Photoshop printing can be a pain to set up, especially if you don’t print very often, and while Lightroom is a bit easier, it’s still not as intuitive as it should be, requiring controls on both sides of the application when in the print mode. It’s easy to print for the wrong size paper, or without upscaling when necessary. Print Studio Pro offers a wide range of options in a single window, making both simple quick printing and more complex printing possible, and it makes the right default choices. During testing, I made several prints using Lightroom’s Print Module that I had to toss, but this never happened with Print Studio Pro.
Print Studio Pro automatically installs for use with Photoshop, Lightroom and Elements. With Lightroom, it is a bit tricky to find it the first time—it comes up under File>Plug-in Extras. All printing options are in a single stack on the right, with a window showing the image on the paper on the left. It will do some multiple print layout but with nowhere near the flexibility of Lightroom’s Print Module, so if you need more than four images on a page, you should use Lightroom for printing. There’s an option for black and white printing and options for controlling color balance.
What I found most useful is the option to use “Pro Mode,” which optimizes printing based on a variety of factors, and is similar to “let printer manage colors” controls but seems to work better than most. If you don’t use Pro Mode, you can specify an ICC profile. ICC profiles will be most useful for non-Canon papers. As we shall see, the Pro Mode does an excellent job.
The final analysis is what matters most, and Canon has done an excellent job. The quality of color prints was overall excellent, even with the nose to the print eyeball test. The only issue is that the prints are slightly darker than expected. Initially I suspected a monitor calibration problem, and re-calibrated, with no change in the results. There had been very little monitor drift. Prints were almost identical using Print Studio Pro in both Pro Mode and with ICC profiles, and prints from Lightroom using the Canon profiles were just slightly lighter, which was visible in a close inspection of the shadows. Although this was noticeable, it might not be a concern. If it is, prints can be lightened in either Print Studio Pro or another application.
Skin tones were excellent in color prints. Black and white prints looked very good, although the tiniest amount of color shift could be seen. Because there is only one grey, very slight detail lost can occur, primarily in the shadows.
Print Studio Pro includes the capability to produce a “pattern print” that prints thumbnails with a range of CMY adjustments. This allows compensation in CMY, which Print Studio Pro provides, in case there is an issue with the color balance in the print. It’s very useful, and would be even more useful if it included a series that varied brightness.
Testing included use of two Canon papers: Pro Luster and Matte. Normally, I will choose the type of paper based on the image, but I wanted to see how a single image compared with the two papers. I chose a print that would be considered unlikely to be used for matte printing—bright colors, flesh tones and large black areas, and was not surprised by the result.
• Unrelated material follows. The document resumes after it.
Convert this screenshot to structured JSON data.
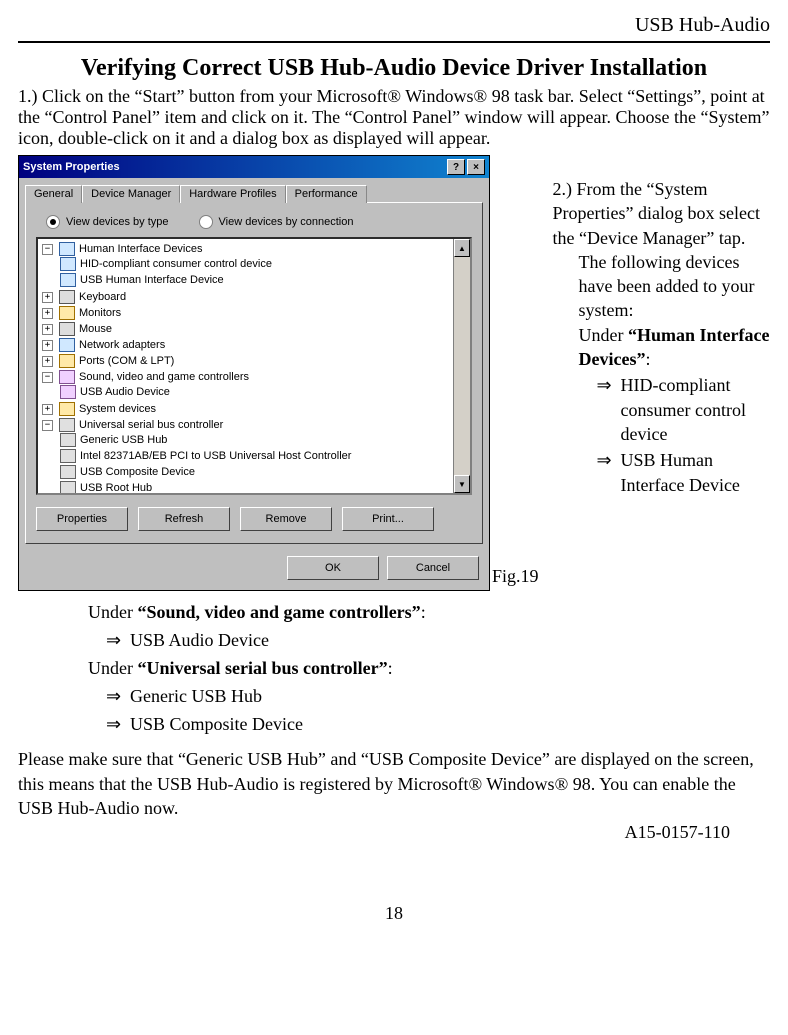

The matte print was muted in comparison to the luster print and the black was not as deep, although shadow detail was better. I did find that a somber landscape looked quite good on the matte paper, although I still preferred the “pop” with the luster.
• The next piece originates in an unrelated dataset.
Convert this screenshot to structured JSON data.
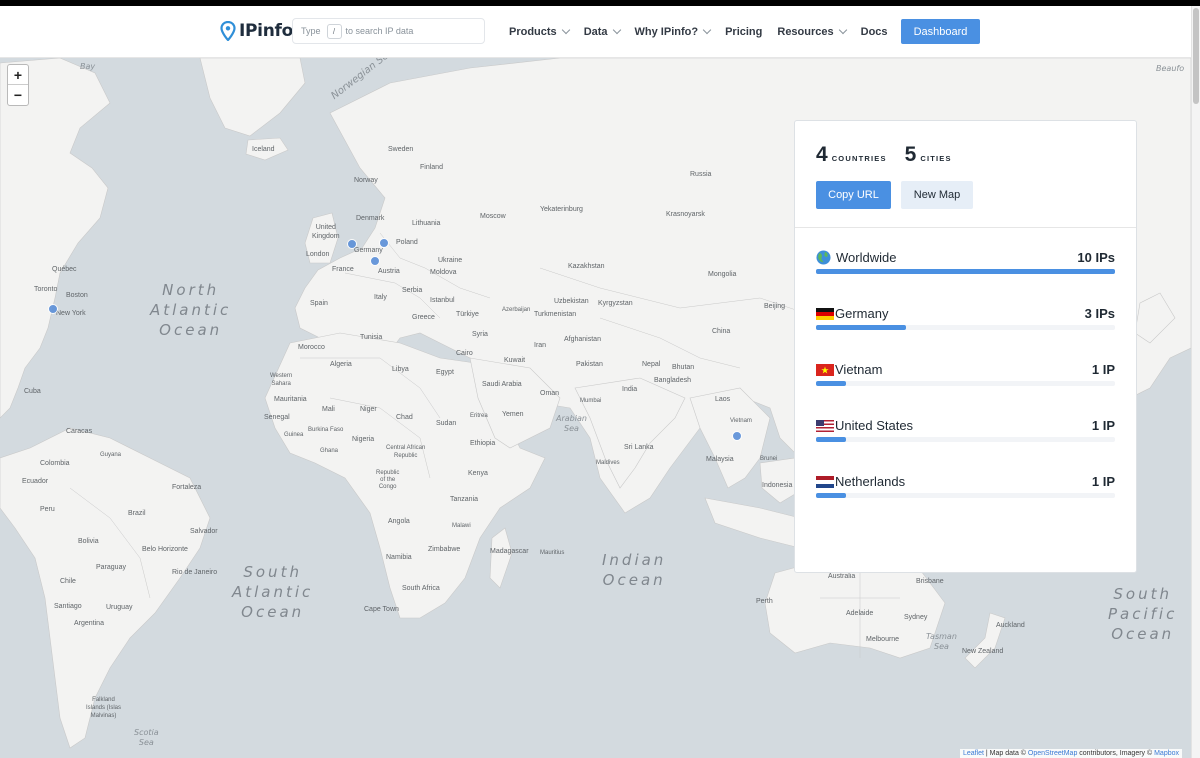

This is a high quality photo printer, very easy to set up and connect to a network, and has software that simplifies what Adobe products seem to complicate. Color prints look excellent once the brightness issue is addressed. Black and white prints are good, but if you want to do a lot of black and white printing, I would recommend moving up to the Canon Pro-1, which has a few more grey inks. At the price, it’s a great deal.